▶ _Directions for this task_
From the records below, return every line containing the word "Snijsnelheid".
+ + + + + + +
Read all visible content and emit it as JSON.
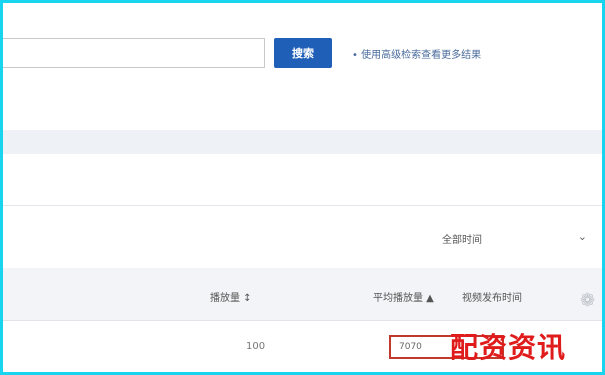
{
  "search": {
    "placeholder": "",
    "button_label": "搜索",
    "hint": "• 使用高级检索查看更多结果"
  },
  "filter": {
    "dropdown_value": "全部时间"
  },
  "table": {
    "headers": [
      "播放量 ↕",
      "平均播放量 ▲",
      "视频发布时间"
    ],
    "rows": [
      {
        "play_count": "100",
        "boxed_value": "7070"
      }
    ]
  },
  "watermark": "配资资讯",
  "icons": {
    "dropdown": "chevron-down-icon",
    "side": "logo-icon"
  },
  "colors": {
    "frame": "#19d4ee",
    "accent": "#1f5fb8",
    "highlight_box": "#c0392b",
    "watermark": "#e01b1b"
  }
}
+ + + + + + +
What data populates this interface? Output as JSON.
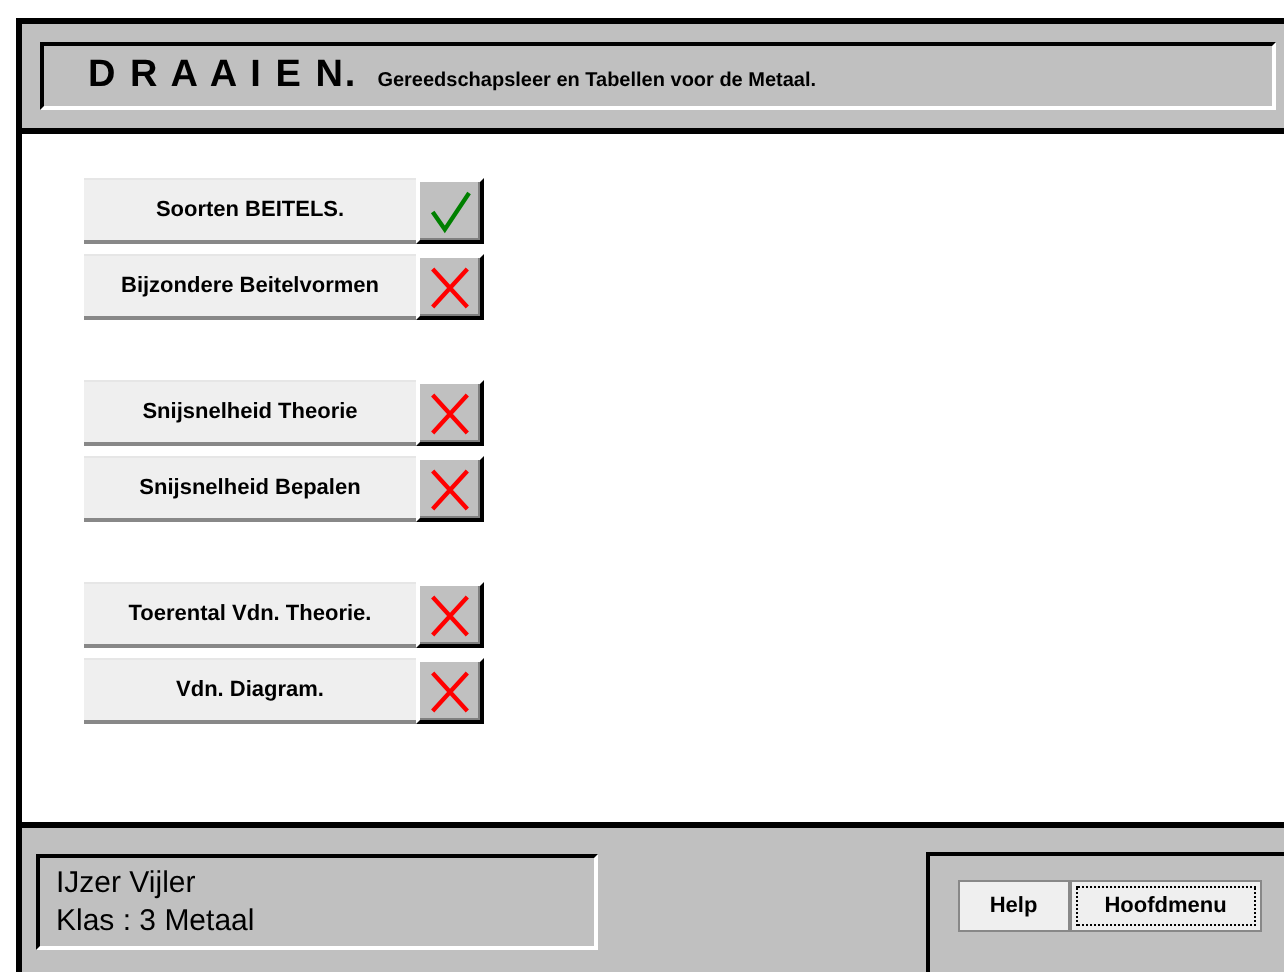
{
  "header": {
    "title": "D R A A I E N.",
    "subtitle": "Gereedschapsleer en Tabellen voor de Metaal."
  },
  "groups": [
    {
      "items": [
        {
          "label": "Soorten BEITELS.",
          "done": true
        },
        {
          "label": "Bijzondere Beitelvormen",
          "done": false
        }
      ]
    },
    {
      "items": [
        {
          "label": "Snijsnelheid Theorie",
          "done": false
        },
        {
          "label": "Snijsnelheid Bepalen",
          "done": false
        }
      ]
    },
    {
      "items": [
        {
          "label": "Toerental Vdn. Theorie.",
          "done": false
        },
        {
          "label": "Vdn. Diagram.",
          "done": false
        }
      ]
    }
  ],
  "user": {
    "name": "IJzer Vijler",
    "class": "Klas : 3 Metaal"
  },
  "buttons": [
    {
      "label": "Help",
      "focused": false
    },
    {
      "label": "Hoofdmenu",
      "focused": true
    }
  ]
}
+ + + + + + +
▶ _Response_
          "label": "Snijsnelheid Theorie",
          "label": "Snijsnelheid Bepalen",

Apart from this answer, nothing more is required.